“How much is it?” is a rollercoaster of a question for a business owner. On one side is exhilaration: The customer wants to buy my product or service! On the other is self-doubt: What if the customer balks at my price, or agrees so fast I know I’ve sold myself short? Let’s jump into understanding the art and science behind the perfect price tag.
First things first. No matter what advice you hear about gauging what customers are “willing to pay,” your prices need to reflect a sustainable profit margin for your business. A fair price starts by covering these basic business costs:
When you’re setting labor costs (i.e., your and your employees’ salary), keep non-billable hours in mind. Customers don’t pay you for the time you need for marketing, strategy meetings, administration and so on. Your hourly rate needs to be high enough to compensate for the “behind the scenes” hours you spend keeping the business running.
One method of calculating pricing is known as keystone pricing. Using the factors listed earlier, calculate your “break-even” price for goods or services. Then, double it. Some sources say this is your final price, while others say this figure represents your wholesale price for other buyers and you should double the price again for retail.
To make matters more complicated, some goods, or even some industries, tend to operate on significantly higher markups than the keystone pricing model. Products like eyewear and lingerie sometimes sell at a 1,000 percent markup. Prices on services for weddings are also often marked up from similar services for other events. Get as much information as you can to determine what your customers might consider a fair price. What are competitors offering? What’s your target customer’s spending budget? Are you selling an everyday staple or a luxury?
Most businesses tend to either favor a cost-based model, with price as a key selling point, or value-based, where an extra special experience justifies a higher price tag. Which model suits your business?
Sales frequency makes a difference as well. A shop where regular customers visit every week may be able to support a lower profit margin per transaction than a company customers visit once or twice a year. If you’re offering higher prices than competitors, let customers know what they’re paying for. Free, same-day shipping and no-questions-asked returns solve some of e-commerce shoppers’ biggest worries. Even if you’re cost-based, don’t make undercutting the competition your top strategy. Higher prices may suggest quality, according to some consumer psychology theories. You don’t need to race to the bottom to get customers in the door.

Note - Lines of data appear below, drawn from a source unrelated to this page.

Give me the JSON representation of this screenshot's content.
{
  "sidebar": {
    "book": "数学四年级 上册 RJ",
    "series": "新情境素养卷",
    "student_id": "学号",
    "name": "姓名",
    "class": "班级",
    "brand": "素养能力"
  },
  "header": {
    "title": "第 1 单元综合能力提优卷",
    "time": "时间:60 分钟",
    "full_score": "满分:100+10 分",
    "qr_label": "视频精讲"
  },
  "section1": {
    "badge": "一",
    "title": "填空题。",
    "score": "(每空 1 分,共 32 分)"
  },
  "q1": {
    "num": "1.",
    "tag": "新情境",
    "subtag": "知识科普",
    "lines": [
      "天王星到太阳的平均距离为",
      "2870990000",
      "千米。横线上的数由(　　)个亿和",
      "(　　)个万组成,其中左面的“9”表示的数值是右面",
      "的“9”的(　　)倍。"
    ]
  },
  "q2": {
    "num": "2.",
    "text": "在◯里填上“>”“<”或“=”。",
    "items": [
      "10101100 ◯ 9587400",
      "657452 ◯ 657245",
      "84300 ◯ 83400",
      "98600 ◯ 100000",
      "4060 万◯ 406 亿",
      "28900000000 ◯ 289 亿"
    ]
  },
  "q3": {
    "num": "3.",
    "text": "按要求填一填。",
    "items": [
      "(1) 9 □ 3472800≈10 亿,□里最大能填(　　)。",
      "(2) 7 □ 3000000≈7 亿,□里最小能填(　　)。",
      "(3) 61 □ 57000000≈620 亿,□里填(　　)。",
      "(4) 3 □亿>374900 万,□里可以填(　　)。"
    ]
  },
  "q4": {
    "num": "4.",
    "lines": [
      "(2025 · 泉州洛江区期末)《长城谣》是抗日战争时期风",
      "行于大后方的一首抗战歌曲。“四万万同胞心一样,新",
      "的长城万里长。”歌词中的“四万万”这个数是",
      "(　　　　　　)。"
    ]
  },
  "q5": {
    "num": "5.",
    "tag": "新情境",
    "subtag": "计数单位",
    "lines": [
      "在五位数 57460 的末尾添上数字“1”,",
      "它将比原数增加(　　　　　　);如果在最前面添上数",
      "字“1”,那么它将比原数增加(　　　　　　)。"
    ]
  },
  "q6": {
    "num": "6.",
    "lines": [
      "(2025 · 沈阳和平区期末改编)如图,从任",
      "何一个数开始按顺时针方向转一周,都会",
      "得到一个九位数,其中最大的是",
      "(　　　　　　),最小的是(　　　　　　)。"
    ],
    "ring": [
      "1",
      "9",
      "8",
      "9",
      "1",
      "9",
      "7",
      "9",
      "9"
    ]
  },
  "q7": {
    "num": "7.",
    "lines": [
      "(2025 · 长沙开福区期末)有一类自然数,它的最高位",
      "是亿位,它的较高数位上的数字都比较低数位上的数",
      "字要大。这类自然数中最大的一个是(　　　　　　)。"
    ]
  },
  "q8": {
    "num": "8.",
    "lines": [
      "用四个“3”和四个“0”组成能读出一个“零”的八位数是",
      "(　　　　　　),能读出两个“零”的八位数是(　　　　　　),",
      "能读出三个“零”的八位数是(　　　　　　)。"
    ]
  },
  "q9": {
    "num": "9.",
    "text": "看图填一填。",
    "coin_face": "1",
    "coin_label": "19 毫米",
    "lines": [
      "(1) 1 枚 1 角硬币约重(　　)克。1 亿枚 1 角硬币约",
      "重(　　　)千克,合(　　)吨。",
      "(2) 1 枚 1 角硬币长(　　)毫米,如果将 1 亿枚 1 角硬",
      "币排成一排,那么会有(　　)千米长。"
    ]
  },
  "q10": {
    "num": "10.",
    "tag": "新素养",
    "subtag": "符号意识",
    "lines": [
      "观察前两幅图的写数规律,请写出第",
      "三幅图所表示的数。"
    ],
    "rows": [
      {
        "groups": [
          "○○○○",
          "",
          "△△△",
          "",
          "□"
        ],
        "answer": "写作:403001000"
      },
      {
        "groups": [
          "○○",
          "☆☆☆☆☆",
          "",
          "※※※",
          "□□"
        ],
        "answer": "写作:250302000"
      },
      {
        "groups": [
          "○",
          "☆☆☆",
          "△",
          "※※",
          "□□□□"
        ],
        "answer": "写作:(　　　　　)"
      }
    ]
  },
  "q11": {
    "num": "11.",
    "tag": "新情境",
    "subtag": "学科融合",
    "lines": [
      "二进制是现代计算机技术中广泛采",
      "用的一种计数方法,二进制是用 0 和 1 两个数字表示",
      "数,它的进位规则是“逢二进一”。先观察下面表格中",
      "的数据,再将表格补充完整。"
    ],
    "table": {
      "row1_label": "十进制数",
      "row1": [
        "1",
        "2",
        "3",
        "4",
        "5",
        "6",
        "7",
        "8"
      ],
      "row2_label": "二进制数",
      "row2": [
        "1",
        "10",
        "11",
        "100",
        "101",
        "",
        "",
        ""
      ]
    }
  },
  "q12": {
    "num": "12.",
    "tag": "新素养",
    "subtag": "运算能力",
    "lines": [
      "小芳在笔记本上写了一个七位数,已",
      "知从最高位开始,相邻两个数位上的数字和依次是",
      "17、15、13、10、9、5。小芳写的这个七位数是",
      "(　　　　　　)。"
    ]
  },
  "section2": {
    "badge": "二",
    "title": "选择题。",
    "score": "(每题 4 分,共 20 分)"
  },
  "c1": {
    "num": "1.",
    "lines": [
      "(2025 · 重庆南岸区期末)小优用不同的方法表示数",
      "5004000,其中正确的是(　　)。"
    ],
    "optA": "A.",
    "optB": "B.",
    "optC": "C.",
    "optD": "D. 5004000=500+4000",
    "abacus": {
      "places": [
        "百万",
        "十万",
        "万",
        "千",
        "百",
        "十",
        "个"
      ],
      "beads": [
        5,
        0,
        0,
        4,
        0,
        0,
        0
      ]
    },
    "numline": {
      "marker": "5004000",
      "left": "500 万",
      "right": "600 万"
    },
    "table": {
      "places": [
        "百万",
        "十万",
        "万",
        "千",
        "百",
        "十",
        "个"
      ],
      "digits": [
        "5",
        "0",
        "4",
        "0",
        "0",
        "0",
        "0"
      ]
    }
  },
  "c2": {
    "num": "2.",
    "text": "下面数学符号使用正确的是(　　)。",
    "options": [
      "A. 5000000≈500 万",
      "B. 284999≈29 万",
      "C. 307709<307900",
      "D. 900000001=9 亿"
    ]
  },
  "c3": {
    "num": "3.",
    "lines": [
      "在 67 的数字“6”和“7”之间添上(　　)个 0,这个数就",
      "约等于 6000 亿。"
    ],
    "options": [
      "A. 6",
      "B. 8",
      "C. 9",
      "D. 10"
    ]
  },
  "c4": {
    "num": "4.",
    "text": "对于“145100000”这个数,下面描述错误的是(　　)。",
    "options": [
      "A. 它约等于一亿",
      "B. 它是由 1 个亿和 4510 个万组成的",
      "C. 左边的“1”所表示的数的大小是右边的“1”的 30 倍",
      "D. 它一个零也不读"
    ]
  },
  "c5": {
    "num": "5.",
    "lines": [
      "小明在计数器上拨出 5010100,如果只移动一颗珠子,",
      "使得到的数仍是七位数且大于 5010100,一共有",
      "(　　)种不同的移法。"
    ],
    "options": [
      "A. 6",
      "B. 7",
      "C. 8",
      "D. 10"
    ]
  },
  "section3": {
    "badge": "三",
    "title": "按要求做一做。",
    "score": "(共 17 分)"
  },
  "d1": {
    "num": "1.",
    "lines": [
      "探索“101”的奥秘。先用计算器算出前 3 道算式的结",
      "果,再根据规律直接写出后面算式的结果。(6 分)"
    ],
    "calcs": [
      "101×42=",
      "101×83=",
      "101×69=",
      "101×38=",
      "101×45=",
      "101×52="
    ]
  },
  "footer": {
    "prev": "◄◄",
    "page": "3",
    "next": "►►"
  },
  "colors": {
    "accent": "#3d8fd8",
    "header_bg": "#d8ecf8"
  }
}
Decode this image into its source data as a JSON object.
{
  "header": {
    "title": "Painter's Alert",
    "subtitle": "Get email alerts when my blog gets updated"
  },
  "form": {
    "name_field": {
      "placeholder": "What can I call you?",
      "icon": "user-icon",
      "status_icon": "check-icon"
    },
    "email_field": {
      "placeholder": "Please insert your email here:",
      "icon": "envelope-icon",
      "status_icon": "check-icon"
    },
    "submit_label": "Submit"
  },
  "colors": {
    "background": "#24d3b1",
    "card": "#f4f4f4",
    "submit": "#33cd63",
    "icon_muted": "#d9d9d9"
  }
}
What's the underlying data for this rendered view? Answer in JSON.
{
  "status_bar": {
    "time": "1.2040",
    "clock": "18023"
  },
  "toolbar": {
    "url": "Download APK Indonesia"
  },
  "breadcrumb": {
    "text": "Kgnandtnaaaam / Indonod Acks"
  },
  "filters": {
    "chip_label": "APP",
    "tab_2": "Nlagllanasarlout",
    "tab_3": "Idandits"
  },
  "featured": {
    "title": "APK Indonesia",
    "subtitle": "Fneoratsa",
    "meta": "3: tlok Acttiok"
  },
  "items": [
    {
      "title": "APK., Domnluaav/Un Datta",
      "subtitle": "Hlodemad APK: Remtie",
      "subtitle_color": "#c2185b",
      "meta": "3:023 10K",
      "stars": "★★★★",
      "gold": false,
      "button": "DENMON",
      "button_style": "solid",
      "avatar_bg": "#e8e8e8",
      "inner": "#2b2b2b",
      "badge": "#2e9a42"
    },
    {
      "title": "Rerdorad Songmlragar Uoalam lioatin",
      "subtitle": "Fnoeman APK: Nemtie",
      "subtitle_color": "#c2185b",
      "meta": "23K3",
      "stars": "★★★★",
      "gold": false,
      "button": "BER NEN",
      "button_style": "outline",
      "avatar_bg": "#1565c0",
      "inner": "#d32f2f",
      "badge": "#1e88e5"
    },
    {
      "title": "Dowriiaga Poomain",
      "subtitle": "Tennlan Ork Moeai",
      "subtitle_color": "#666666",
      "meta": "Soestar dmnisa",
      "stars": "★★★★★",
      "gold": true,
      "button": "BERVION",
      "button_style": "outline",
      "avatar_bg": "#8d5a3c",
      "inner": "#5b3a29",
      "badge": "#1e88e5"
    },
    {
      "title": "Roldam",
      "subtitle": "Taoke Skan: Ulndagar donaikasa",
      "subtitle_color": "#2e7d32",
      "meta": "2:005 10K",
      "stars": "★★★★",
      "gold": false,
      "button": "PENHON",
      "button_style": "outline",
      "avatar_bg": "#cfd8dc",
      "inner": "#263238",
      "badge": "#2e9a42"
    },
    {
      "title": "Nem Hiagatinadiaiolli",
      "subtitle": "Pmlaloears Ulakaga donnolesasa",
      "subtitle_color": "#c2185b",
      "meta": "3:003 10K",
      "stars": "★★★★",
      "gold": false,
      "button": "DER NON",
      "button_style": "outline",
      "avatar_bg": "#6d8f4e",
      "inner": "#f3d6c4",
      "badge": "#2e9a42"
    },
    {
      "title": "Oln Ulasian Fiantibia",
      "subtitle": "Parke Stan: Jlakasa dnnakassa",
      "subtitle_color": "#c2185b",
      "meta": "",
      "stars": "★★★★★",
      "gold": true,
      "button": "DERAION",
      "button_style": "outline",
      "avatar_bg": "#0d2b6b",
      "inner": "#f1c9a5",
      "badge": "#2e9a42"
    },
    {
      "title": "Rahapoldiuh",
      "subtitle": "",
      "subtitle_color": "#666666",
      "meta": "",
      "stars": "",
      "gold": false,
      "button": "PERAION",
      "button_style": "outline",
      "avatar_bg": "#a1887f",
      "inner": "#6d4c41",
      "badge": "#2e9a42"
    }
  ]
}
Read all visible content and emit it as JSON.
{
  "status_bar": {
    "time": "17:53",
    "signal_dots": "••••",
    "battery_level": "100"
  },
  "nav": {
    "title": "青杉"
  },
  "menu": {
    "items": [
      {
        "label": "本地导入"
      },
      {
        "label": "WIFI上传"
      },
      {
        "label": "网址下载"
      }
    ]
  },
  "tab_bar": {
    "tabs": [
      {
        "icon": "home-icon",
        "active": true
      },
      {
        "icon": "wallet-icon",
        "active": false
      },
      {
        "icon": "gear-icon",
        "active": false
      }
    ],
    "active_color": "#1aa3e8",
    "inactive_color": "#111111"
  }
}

Some companies thrive using a different pricing model entirely. One of these options might fit your business, or be useful for a special promotion:
Are your prices too high, too low or just right? What’s your most pressing question about setting (or raising) prices? Tell us in the comments!